The state will audit the families at least once every two years. The bill contains the usual non-interference clause, meaning that the money can be spent at a private discriminatory school, and no one will be checking to see if the school is actually educating the student. The bill is only old-school in that it uses the old foot-in-the-door technique of saying that this is just to rescue students from "failing" public schools (but includes no provisions to determine if the child has been moved to a failing private school).
Choicers are ecstatic.
The Center for Education Reform, the ardently pro-school choice anti-teacher advocacy group, has gleefully sent out the news. Choice advocate David Hardy from the right-tilted Commonwealth Foundations says, "I am happy that Mr. Shapiro has indicated his willingness to consider for poor families what has obviously worked for his family. The families most satisfied with their children's educational experience are those who were able to choose it."
Sunday, September 18, 2022
Saturday, September 17, 2022
The answer, as laid out in detail in a dissent by Justice Sotomayor, is that Kennedy's "observance" was not brief, quiet, or personal. As Sotomayor writes
Official-led prayer strikes at the core of our constitutional protections for the religious liberty of students and their parents, as embodied in both the Establishment Clause and the Free Exercise Clause of the First Amendment.
The Court now charts a different path, yet again paying almost exclusive attention to the Free Exercise Clause’s protection for individual religious exercise while giving short shrift to the Establishment Clause’s prohibition on state establishment of religion.
To the degree the Court portrays petitioner Joseph Kennedy’s prayers as private and quiet, it misconstrues the facts.
Also, after noting that the majority just threw out the Lemon test, she writes

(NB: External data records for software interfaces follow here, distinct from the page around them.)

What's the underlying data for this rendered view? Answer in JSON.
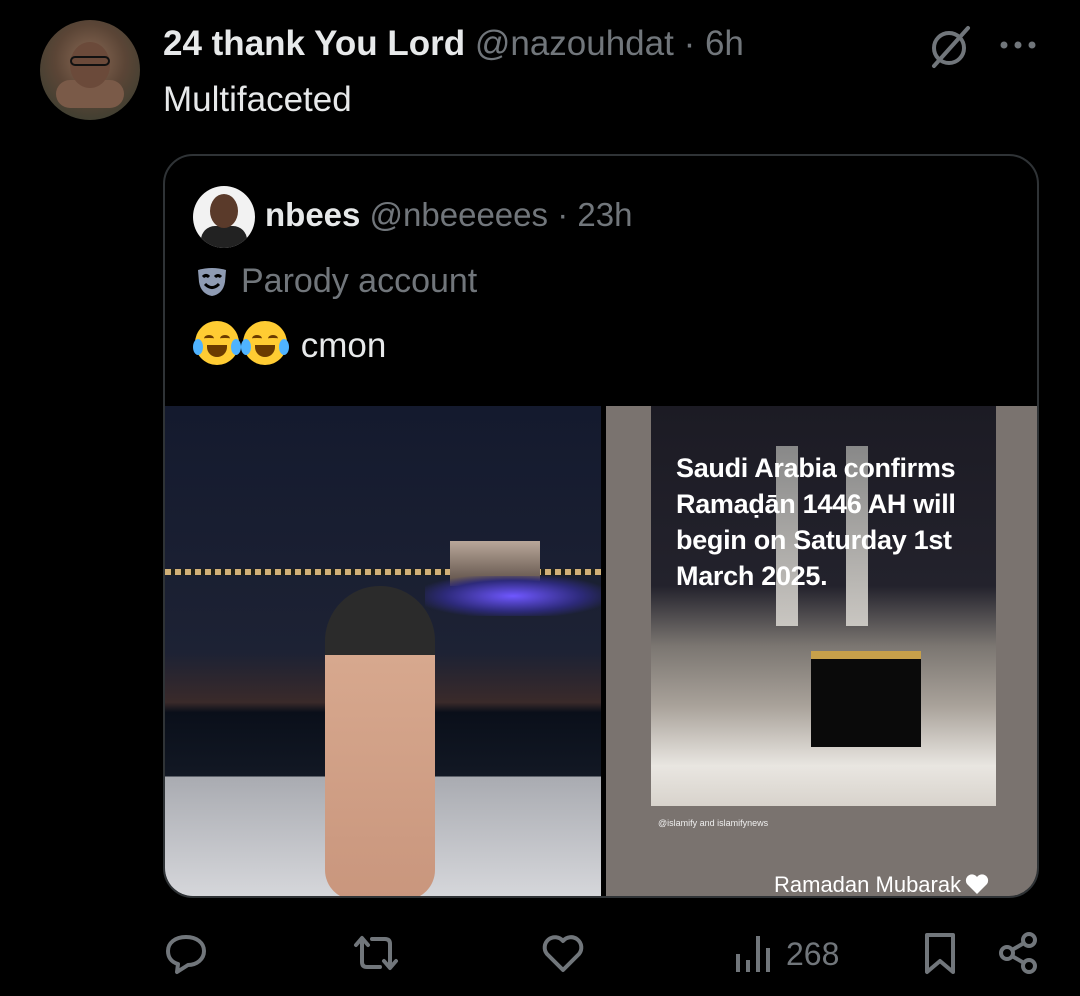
{
  "post": {
    "author_name": "24 thank You Lord",
    "handle": "@nazouhdat",
    "separator": "·",
    "time": "6h",
    "text": "Multifaceted"
  },
  "quote": {
    "author_name": "nbees",
    "handle": "@nbeeeees",
    "separator": "·",
    "time": "23h",
    "label": "Parody account",
    "text": "cmon",
    "media_right": {
      "headline": "Saudi Arabia confirms Ramaḍān 1446 AH will begin on Saturday 1st March 2025.",
      "credit": "@islamify and islamifynews",
      "footer": "Ramadan Mubarak"
    }
  },
  "actions": {
    "views": "268"
  },
  "icons": {
    "header": [
      "grok-icon",
      "more-icon"
    ],
    "quote": [
      "parody-mask-icon",
      "tears-of-joy-emoji"
    ],
    "bar": [
      "reply-icon",
      "repost-icon",
      "like-icon",
      "views-icon",
      "bookmark-icon",
      "share-icon"
    ]
  },
  "colors": {
    "background": "#000000",
    "text": "#e7e9ea",
    "muted": "#71767b",
    "border": "#2f3336"
  }
}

In addition, while the Court reaffirms that the Establishment Clause prohibits the government from coercing participation in religious exercise, it applies a nearly toothless version of the coercion analysis, failing to acknowledge the unique pressures faced by students when participating in school-sponsored activities. This decision does a disservice to schools and the young citizens they serve, as well as to our Nation’s longstanding commitment to the separation of church and state. I respectfully dissent.
The dissent uses pages to lay out the many details of how Kennedy was not quiet or brief, including his invitations to opposing teams to join in, and that very special time where he went out and led a student prayer right in front of the administrator who has just asked him not to. Why the District didn't just fire him for insubordination I do not know.

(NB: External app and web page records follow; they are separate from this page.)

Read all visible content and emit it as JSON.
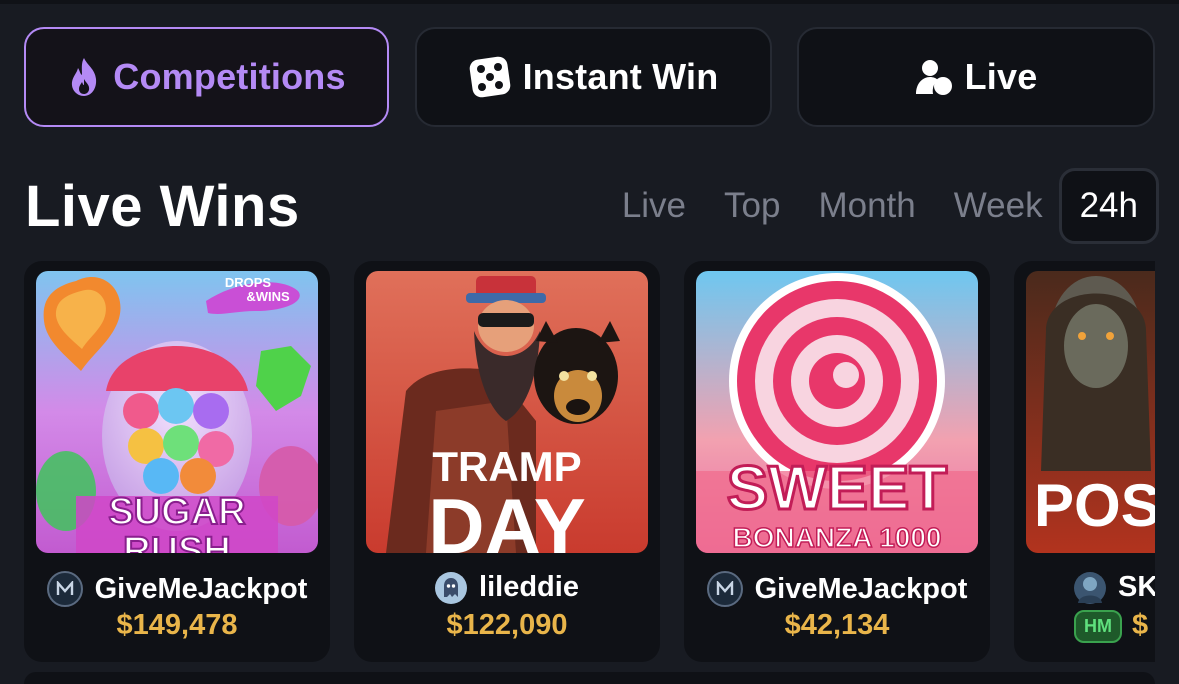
{
  "nav": {
    "competitions": "Competitions",
    "instant_win": "Instant Win",
    "live": "Live"
  },
  "live_wins": {
    "title": "Live Wins",
    "tabs": [
      "Live",
      "Top",
      "Month",
      "Week",
      "24h"
    ],
    "active_tab": "24h"
  },
  "cards": [
    {
      "game_title_line1": "SUGAR",
      "game_title_line2": "RUSH",
      "game_badge": "DROPS & WINS",
      "username": "GiveMeJackpot",
      "amount": "$149,478"
    },
    {
      "game_title_line1": "TRAMP",
      "game_title_line2": "DAY",
      "username": "lileddie",
      "amount": "$122,090"
    },
    {
      "game_title_line1": "SWEET",
      "game_title_line2": "BONANZA 1000",
      "username": "GiveMeJackpot",
      "amount": "$42,134"
    },
    {
      "game_title_line1": "POSS",
      "username": "SK",
      "badge": "HM",
      "amount": "$"
    }
  ],
  "colors": {
    "accent": "#b48af5",
    "amount": "#e9b54a",
    "background": "#181b22",
    "card": "#0f1116"
  }
}
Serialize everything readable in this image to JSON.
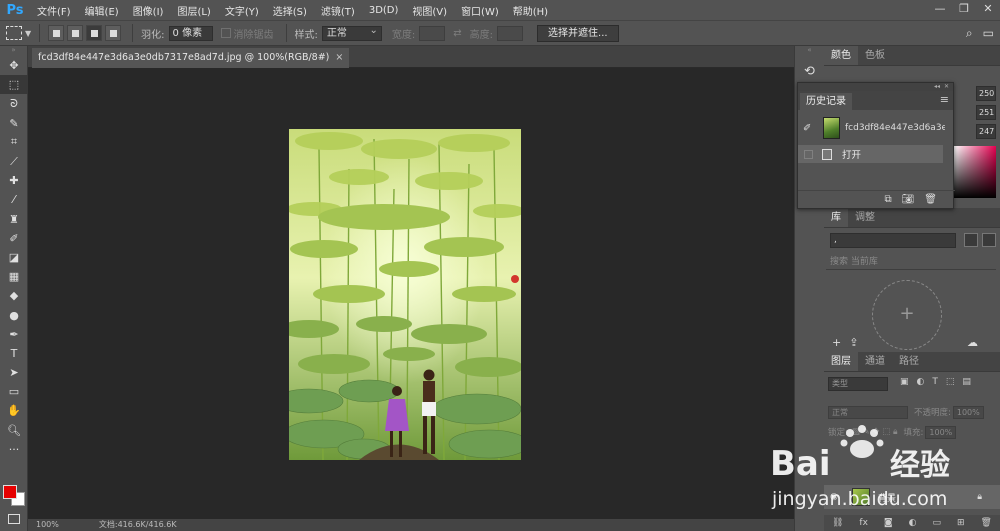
{
  "app": {
    "logo": "Ps"
  },
  "menu": [
    "文件(F)",
    "编辑(E)",
    "图像(I)",
    "图层(L)",
    "文字(Y)",
    "选择(S)",
    "滤镜(T)",
    "3D(D)",
    "视图(V)",
    "窗口(W)",
    "帮助(H)"
  ],
  "window_controls": {
    "minimize": "—",
    "restore": "❐",
    "close": "✕"
  },
  "options": {
    "feather_label": "羽化:",
    "feather_value": "0 像素",
    "antialias_label": "消除锯齿",
    "style_label": "样式:",
    "style_value": "正常",
    "width_label": "宽度:",
    "height_label": "高度:",
    "select_mask_button": "选择并遮住..."
  },
  "document": {
    "tab_title": "fcd3df84e447e3d6a3e0db7317e8ad7d.jpg @ 100%(RGB/8#)",
    "close_glyph": "×"
  },
  "status": {
    "zoom": "100%",
    "doc_info": "文档:416.6K/416.6K"
  },
  "panels": {
    "color_tabs": [
      "颜色",
      "色板"
    ],
    "color_values": [
      "250",
      "251",
      "247"
    ],
    "history": {
      "title": "历史记录",
      "snapshot_name": "fcd3df84e447e3d6a3e0...",
      "step_label": "打开"
    },
    "library_tabs": [
      "库",
      "调整"
    ],
    "library_select_value": ",",
    "library_search_placeholder": "搜索 当前库",
    "layers_tabs": [
      "图层",
      "通道",
      "路径"
    ],
    "layers_filter_label": "类型",
    "blend_mode": "正常",
    "opacity_label": "不透明度:",
    "opacity_value": "100%",
    "lock_label": "锁定:",
    "fill_label": "填充:",
    "fill_value": "100%",
    "layer_name": "背景"
  },
  "watermark": {
    "brand": "Bai",
    "brand2": "经验",
    "url": "jingyan.baidu.com"
  }
}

The weekend of the second game, which the Knights also won, Kennedy appeared with former President Donald Trump at the Trump National Golf Club in New Jersey. He saw Trump get a religious award from a group called the American Cornerstone Institute.
Coming up this month, Kennedy’s scheduled to give a talk as part of a lectureship series at a Christian university in Arkansas.

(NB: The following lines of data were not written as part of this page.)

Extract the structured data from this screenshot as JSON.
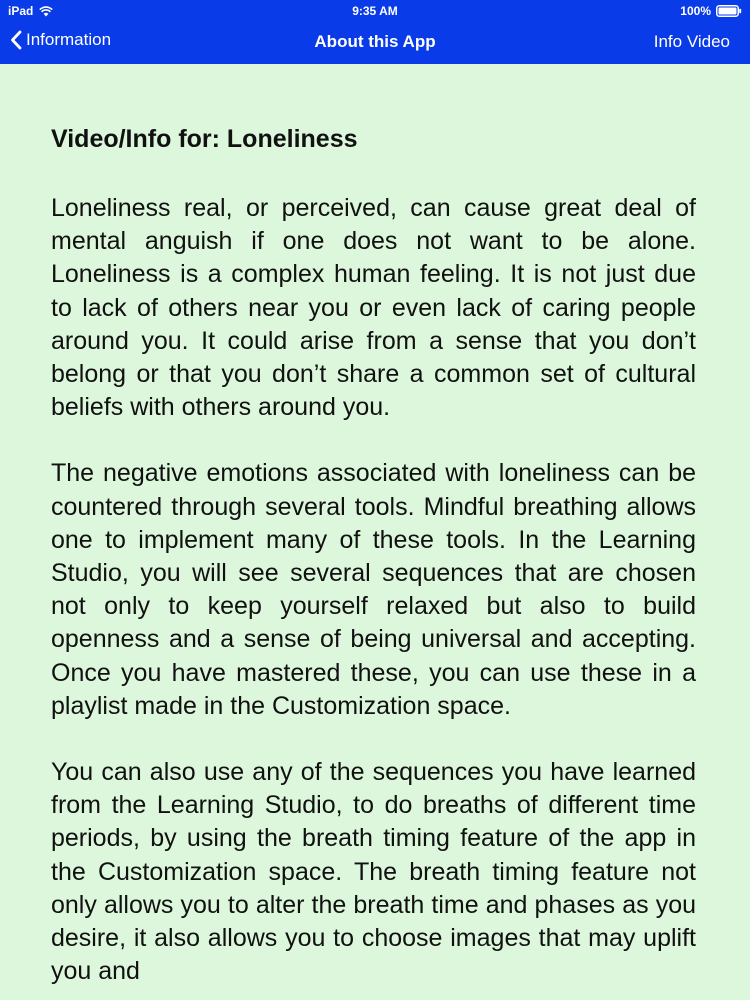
{
  "status_bar": {
    "device": "iPad",
    "time": "9:35 AM",
    "battery": "100%"
  },
  "nav": {
    "back_label": "Information",
    "title": "About this App",
    "right_label": "Info Video"
  },
  "content": {
    "heading": "Video/Info for: Loneliness",
    "paragraphs": [
      "Loneliness real, or perceived, can cause great deal of mental anguish if one does not want to be alone. Loneliness is a complex human feeling. It is not just due to lack of others near you or even lack of caring people around you. It could arise from a sense that you don’t belong or that you don’t share a common set of cultural beliefs with others around you.",
      "The negative emotions associated with loneliness can be countered through several tools.  Mindful breathing allows one to implement many of these tools. In the Learning Studio, you will see several sequences that are chosen not only to keep yourself relaxed but also to build openness and a sense of being universal and accepting. Once you have mastered these, you can use these in a playlist made in the Customization space.",
      "You can also use any of the sequences you have learned from the Learning Studio, to do breaths of different time periods, by using the breath timing feature of the app in the Customization space. The breath timing feature not only allows you to alter the breath time and phases as you desire, it also allows you to choose images that may uplift you and"
    ]
  },
  "colors": {
    "nav_background": "#0a3be8",
    "content_background": "#dcf7dc",
    "text": "#111111"
  },
  "icons": {
    "wifi": "wifi-icon",
    "battery": "battery-icon",
    "back": "chevron-left-icon"
  }
}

“Place a PR/Publicity Request,” invites his personal website, where he’s known as Coach Joe.
It’s an increasingly surreal situation for the Bremerton schools. They were ordered to “reinstate Coach Kennedy to a football coaching position,” according to court documents. But the now-famous coach is out on the conservative celebrity circuit, continuing to tell a story about “the prayer that got me fired” — even though Bremerton never actually fired him.